Under an agreement that both nations described as "final and irreversible," Japan on Monday offered an apology and an $8.3 million settlement to 46 surviving South Korean women who were forced to become prostitutes serving Japanese soldiers during the 1930s and 1940s.
But the surviving victims say they were never consulted by officials as the agreement was negotiated. What's more, they argue, the deal falls far short of their demand that Japan admit legal responsibility for the wartime atrocities.
"We did nothing wrong," said one survivor, 88-year-old Lee Yong-su. "Japan took us to be comfort women and still tries to deny its crime."
"The fight is still on," she declared. "We will continue to fight to make Japan take formal legal responsibility and apologize so that victims who have already perished will have justice."
As human rights activist César Chelala pointed out earlier this week, an International Commission of Jurists stated in November 1994: "It is indisputable that these women were forced, deceived, coerced and abducted to provide sexual services to the Japanese military ... [Japan] violated customary norms of international law concerning war crimes, crimes against humanity, slavery and the trafficking in women and children ... Japan should take full responsibility now, and make suitable restitution to the victims and their families."
The Korean Council for the Women Drafted for Military Sexual Slavery by Japan, an organization of survivors and their supporters, has staged a weekly rally for nearly 24 years to demand Japan's acknowledgement of its crimes, which affected an estimated 200,000 young women, the majority of them Koreans.
This week's rally swelled in response to the reparations deal, with people chanting, "Cancel the agreement!" Many also expressed opposition to Seoul's plan to try to remove a comfort women memorial statue from outside the embassy, with signs that read, "Say no to relocation of the statue!"
According to the Korea Herald:
Many of the crowd were seen paying a tribute to the life-size bronze statue of a young girl representing a comfort women sitting in front of the Japanese Embassy. They put gloves, scarves and blankets next to the statue in a gesture to make it feel warm and less lonely.
The bronze statue, built in 2011 by victims and their supporters in front of the Japanese Embassy, has sparked fury from Tokyo, leading it to pressure Seoul to remove the statue.
South Korea has indicated it would try to relocate it through consultations with relevant civic groups as part of the deal, adding fuel to the public backlash.

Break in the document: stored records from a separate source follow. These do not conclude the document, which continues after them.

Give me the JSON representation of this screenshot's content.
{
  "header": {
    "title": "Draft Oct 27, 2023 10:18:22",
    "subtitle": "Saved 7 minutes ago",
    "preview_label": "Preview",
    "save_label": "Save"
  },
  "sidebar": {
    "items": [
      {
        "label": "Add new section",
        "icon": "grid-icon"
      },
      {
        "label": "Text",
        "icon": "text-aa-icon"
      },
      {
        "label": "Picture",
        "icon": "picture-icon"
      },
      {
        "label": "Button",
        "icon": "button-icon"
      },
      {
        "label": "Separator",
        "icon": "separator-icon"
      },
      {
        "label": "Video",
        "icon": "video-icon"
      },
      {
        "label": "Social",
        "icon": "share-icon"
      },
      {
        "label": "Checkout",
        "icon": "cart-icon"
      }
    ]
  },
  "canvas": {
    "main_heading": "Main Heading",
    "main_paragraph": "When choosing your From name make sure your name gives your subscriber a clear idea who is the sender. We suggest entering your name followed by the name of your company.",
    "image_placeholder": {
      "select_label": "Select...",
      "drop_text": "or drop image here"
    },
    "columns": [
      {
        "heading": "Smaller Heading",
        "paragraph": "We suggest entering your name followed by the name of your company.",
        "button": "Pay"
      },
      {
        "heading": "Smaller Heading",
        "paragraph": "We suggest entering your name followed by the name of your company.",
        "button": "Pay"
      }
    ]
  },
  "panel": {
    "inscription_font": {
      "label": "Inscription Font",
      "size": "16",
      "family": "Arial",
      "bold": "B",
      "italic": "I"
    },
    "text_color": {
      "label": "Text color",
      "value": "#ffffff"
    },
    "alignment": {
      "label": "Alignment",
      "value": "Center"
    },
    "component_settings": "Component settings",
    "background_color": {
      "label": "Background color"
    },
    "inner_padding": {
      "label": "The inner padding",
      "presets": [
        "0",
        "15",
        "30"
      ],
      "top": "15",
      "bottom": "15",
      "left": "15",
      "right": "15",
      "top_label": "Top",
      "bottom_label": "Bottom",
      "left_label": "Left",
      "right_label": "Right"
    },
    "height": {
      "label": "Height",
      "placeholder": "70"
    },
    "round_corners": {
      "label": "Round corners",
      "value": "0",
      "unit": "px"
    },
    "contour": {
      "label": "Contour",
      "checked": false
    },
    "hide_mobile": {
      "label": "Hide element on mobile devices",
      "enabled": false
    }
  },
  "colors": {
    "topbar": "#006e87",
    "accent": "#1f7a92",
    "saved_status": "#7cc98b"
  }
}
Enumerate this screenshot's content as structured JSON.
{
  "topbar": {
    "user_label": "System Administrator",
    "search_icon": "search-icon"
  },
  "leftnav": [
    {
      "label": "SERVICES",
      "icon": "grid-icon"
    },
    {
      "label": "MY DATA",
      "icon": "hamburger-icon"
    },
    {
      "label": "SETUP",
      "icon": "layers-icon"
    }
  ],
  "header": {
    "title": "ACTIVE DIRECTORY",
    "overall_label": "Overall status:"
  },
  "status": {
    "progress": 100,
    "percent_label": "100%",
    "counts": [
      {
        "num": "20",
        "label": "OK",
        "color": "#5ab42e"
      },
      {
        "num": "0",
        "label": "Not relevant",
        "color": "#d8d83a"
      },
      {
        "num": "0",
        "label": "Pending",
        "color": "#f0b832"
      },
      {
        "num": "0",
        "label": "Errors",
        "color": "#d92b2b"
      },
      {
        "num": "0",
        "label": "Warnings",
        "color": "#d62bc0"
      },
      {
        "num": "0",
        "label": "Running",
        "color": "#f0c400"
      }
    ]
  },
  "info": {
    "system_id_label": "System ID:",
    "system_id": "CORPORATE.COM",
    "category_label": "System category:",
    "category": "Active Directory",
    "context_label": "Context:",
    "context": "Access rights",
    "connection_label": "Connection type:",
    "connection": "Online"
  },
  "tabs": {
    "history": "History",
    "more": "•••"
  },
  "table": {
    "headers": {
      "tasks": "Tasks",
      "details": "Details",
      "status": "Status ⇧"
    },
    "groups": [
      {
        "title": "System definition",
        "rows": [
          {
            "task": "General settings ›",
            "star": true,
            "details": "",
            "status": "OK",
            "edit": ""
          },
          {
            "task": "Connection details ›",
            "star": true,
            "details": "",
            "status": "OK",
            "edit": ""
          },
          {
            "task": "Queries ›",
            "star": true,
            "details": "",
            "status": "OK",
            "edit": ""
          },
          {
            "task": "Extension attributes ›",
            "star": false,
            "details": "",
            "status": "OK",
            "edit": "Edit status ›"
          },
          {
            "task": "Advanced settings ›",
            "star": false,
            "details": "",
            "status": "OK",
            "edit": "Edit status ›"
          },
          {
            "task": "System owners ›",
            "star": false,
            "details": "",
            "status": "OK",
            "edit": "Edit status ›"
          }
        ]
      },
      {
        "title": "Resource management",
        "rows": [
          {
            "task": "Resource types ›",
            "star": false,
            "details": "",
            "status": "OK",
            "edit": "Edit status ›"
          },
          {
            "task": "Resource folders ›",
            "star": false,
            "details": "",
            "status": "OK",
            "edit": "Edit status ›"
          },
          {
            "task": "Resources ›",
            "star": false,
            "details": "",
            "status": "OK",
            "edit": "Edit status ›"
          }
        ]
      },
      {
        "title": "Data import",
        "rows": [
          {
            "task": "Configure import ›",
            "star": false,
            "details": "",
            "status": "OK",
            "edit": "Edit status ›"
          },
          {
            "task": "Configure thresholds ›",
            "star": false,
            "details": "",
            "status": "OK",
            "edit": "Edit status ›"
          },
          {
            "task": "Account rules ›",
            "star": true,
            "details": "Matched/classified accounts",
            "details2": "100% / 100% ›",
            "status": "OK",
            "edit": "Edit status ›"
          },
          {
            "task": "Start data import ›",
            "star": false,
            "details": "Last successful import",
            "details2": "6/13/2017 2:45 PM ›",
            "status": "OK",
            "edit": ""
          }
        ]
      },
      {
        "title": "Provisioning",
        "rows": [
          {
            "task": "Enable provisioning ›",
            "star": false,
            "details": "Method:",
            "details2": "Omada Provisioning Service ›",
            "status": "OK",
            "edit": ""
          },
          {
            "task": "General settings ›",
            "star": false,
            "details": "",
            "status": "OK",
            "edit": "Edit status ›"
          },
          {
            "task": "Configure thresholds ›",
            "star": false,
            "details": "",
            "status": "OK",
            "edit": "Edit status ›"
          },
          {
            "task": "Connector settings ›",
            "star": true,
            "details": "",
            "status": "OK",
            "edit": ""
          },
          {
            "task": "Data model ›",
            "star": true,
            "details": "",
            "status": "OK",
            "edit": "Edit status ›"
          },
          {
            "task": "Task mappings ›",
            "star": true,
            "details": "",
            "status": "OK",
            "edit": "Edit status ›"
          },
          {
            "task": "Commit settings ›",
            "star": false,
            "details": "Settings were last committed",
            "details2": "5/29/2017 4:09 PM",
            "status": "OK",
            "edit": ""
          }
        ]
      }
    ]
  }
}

In a survey conducted by pollster Realmeter, 66 percent of South Koreans opposed the relocation of the statute, while 19 percent favored it.
Reuters reports that the United States, "keen to see its Asian allies improve ties, welcomed the accord."